Copy each line below in which the string "text" occurs.

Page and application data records

- - - - - - -

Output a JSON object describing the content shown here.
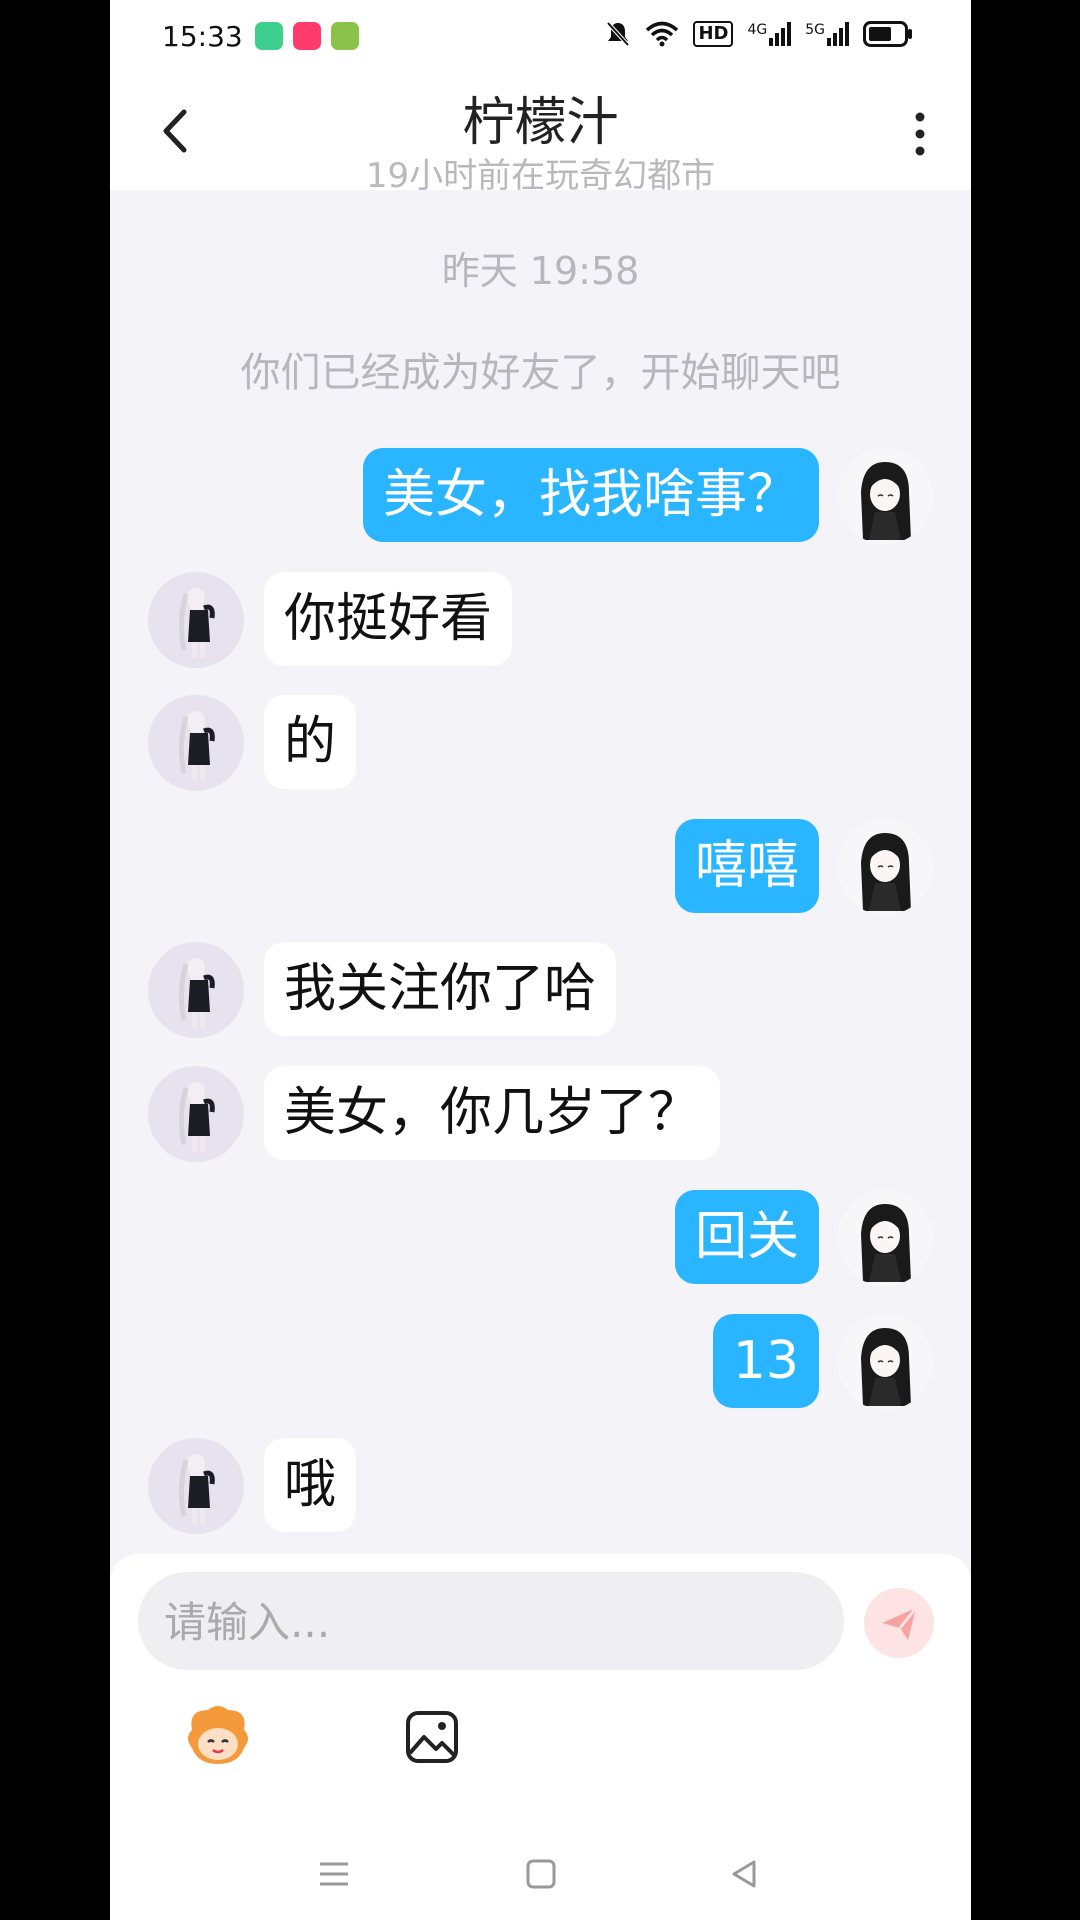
{
  "status_bar": {
    "time": "15:33",
    "hd_label": "HD",
    "net1": "4G",
    "net2": "5G"
  },
  "nav": {
    "title": "柠檬汁",
    "subtitle": "19小时前在玩奇幻都市"
  },
  "chat": {
    "time_divider": "昨天 19:58",
    "system_tip": "你们已经成为好友了，开始聊天吧",
    "messages": [
      {
        "side": "out",
        "text": "美女，找我啥事？"
      },
      {
        "side": "in",
        "text": "你挺好看"
      },
      {
        "side": "in",
        "text": "的"
      },
      {
        "side": "out",
        "text": "嘻嘻"
      },
      {
        "side": "in",
        "text": "我关注你了哈"
      },
      {
        "side": "in",
        "text": "美女，你几岁了？"
      },
      {
        "side": "out",
        "text": "回关"
      },
      {
        "side": "out",
        "text": "13"
      },
      {
        "side": "in",
        "text": "哦"
      }
    ]
  },
  "composer": {
    "placeholder": "请输入..."
  },
  "colors": {
    "outgoing_bubble": "#29b5ff",
    "send_button": "#fde3e3",
    "send_icon": "#f6a3a3"
  },
  "icons": [
    "back-chevron-icon",
    "more-vertical-icon",
    "send-icon",
    "emoji-avatar-icon",
    "image-icon",
    "menu-icon",
    "home-icon",
    "back-triangle-icon"
  ]
}
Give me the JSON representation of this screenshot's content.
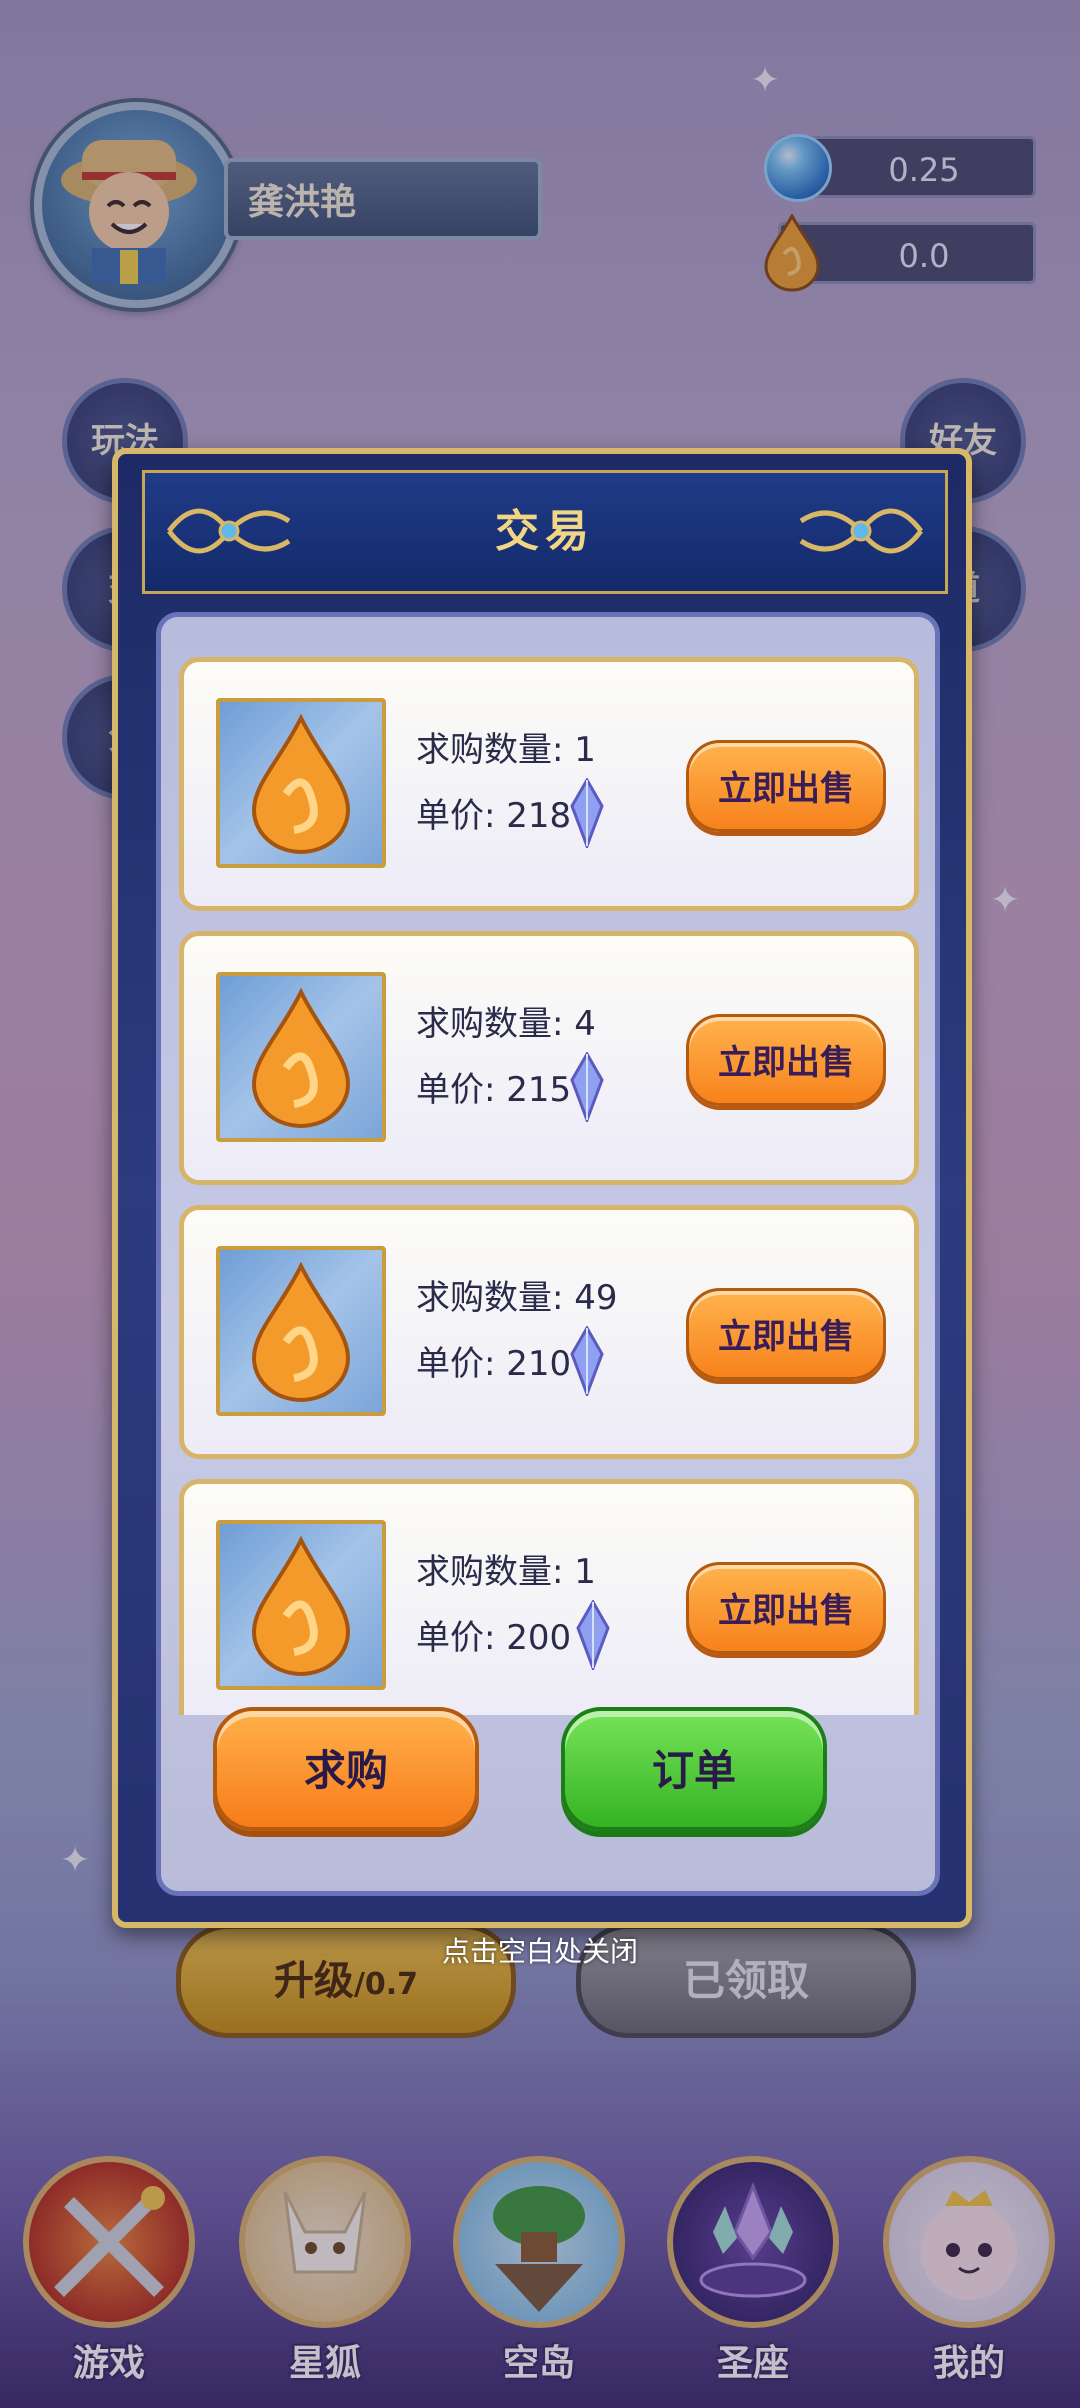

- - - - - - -

Exercise output
        "text": "美女，找我啥事？"
        "text": "你挺好看"
        "text": "的"
        "text": "嘻嘻"
        "text": "我关注你了哈"
        "text": "美女，你几岁了？"
        "text": "回关"
        "text": "13"
        "text": "哦"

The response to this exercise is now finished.